game 3.1: karpov by move 31.h5
jialibun jialibun 8/3/2017 01:38
game 3.2: petrosian by move 8.Bd2
jialibun jialibun 8/3/2017 01:40
game 3.3: fischer by move 7.Ne5
jialibun jialibun 8/3/2017 01:41
game 3.4: spassky by move 7.d4
Resistance Resistance 8/3/2017 07:42
Tough one. Spent some time before spotting what I THINK are distinctive signs... Anyway:

Game 1 - Spassky (--too agressive a game for Karpov; too direct, for Petrosian; and too dynamic, perhaps, for Bobby.

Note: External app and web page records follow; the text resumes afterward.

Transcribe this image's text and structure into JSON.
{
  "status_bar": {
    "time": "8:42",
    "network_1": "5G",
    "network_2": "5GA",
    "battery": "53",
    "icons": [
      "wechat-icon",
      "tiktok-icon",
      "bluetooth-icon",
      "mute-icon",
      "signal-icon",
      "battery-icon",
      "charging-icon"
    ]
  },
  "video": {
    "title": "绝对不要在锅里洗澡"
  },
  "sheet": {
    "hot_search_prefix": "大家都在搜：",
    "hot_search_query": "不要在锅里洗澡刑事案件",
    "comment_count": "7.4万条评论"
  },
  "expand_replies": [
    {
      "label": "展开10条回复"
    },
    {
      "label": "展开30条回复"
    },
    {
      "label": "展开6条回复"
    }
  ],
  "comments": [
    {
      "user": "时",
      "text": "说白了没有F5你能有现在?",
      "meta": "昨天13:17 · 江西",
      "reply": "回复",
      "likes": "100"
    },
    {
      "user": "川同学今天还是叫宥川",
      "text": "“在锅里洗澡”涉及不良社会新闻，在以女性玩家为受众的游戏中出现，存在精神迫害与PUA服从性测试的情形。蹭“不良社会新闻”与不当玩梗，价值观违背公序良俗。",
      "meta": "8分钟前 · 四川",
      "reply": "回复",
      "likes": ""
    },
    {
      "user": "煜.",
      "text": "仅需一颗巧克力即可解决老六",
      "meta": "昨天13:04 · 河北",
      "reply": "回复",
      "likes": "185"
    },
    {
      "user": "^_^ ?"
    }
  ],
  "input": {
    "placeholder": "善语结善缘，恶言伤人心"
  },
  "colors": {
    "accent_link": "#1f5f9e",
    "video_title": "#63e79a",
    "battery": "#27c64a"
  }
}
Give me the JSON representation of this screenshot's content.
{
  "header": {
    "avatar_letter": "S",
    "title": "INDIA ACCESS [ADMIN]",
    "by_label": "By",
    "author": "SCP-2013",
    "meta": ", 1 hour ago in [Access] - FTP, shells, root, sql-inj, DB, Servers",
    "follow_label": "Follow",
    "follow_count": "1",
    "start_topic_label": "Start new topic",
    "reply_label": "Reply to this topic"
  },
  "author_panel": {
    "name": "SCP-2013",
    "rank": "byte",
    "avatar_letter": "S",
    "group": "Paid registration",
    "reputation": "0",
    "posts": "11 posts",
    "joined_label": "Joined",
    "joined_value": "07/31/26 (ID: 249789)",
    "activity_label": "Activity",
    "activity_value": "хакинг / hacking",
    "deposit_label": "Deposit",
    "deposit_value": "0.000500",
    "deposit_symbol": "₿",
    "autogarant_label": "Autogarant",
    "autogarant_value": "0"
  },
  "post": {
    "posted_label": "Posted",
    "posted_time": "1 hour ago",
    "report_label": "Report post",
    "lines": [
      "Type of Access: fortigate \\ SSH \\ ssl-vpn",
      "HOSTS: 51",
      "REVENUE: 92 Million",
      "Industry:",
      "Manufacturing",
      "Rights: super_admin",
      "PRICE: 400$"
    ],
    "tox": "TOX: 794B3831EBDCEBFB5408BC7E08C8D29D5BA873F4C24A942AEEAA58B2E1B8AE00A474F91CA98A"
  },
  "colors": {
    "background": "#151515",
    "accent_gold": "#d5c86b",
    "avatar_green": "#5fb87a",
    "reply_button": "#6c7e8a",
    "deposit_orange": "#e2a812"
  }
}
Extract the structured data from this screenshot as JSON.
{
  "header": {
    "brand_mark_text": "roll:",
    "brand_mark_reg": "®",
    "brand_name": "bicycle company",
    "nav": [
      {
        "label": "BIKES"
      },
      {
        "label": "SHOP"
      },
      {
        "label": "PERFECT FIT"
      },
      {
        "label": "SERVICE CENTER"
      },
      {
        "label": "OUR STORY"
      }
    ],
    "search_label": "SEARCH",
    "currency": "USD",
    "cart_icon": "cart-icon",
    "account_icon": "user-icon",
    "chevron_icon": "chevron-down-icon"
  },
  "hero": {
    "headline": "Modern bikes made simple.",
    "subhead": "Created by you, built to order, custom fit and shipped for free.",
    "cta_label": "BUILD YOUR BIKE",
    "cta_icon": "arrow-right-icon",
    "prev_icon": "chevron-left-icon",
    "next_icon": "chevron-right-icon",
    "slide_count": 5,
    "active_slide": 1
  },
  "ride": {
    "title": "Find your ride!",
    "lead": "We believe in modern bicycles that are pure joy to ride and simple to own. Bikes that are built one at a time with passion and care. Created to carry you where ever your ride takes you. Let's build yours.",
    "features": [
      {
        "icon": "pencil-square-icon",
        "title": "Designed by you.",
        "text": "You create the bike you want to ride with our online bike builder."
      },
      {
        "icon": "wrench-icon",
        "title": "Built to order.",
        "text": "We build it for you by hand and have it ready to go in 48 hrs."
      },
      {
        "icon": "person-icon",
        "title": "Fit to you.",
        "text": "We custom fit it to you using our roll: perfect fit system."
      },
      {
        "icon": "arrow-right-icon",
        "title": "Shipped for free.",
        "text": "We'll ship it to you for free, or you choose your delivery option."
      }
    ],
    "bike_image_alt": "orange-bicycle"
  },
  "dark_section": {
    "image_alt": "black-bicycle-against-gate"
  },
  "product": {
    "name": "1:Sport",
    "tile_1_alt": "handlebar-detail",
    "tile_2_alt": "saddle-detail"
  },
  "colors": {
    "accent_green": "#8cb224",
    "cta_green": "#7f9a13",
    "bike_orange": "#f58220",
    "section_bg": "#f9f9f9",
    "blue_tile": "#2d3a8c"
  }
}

At first, though, I wasn't sure if it was a Karpov, Fischer or Spassky game--).

Game 2 - Petrosian (--seems like the kind of 'slow-moving', deceitfully quiet games I've seen from him; too protracted and tactical for Karpov or Fischer; too slow for Spassky--).

Game 3 - Karpov (--the most difficult game for me to settle on; I'm still not fully sure about its author, but since I already have Petrosian in Game 2, and since it doesn't really look like a Fischer game to me (though it opens with 1. e4), and since Game 3 and 4 do not look like Spassky games either, I'm picking Karpov for this one; it might be Petrosian's or Spassky's, too--).

Game 4 - Fischer (--the game opens with 1. e4; not dynamic, but rather direct in nature, the player with the white pieces seems to have no problem heading into an ending in order to decide matters there, despite having what it seems to be only a slight advantage; subtle, sharp endgame player. It doesn't look like a Spassky or Petrosian game to me; it might be Karpov's, though, but it seems a bit too agressive a game for him--).
Peter B Peter B 8/4/2017 02:04
Going purely by opening choice, Fischer has to be Game 4. He never played 1 d4, I don't think ever played the 2 c3 sicilian, and against the Najdorf he almost always played 6 Bc4 not 6 Bg5. I can't see Karpov or Petrosian playing Game 1, so that'd be Spassky. Then I think Karpov is more likely than Tigran to play a 2 c3 Sicilian, plus some of the manoevres on the Qside look perhaps more Karpov like. So I'm saying: 1 Spassky, 2 Petrosian, 3 Karpov, 4 Fischer. But I've only got one of eight so far so what would I know!
vinniethepooh vinniethepooh 8/4/2017 07:29
I think that this time the choices are quite obvious and I am confident of getting full marks.

Game 1 is typical Spassky ready to hop on the chances given to him. Also, this one can be solved pretty easily- by elimination.

I am pretty sure everyone will get Game 2 right. After all, Petrosian- him and his usual slow maneuovering struggles, who cannot understand them?

Game 3 should be Karpov, particular because of the opening, but also who could show such technique other than the great Tolya! (That's what he is called, I believe :))

That leaves Game 4 for Fischer and I think its clear. The endgame skill was phenomenal so it could be either of Karpov or Fischer. But it is quite clear that Karpov is Game 3, therefore, choosing Fischer.

So, finally guys, my answers: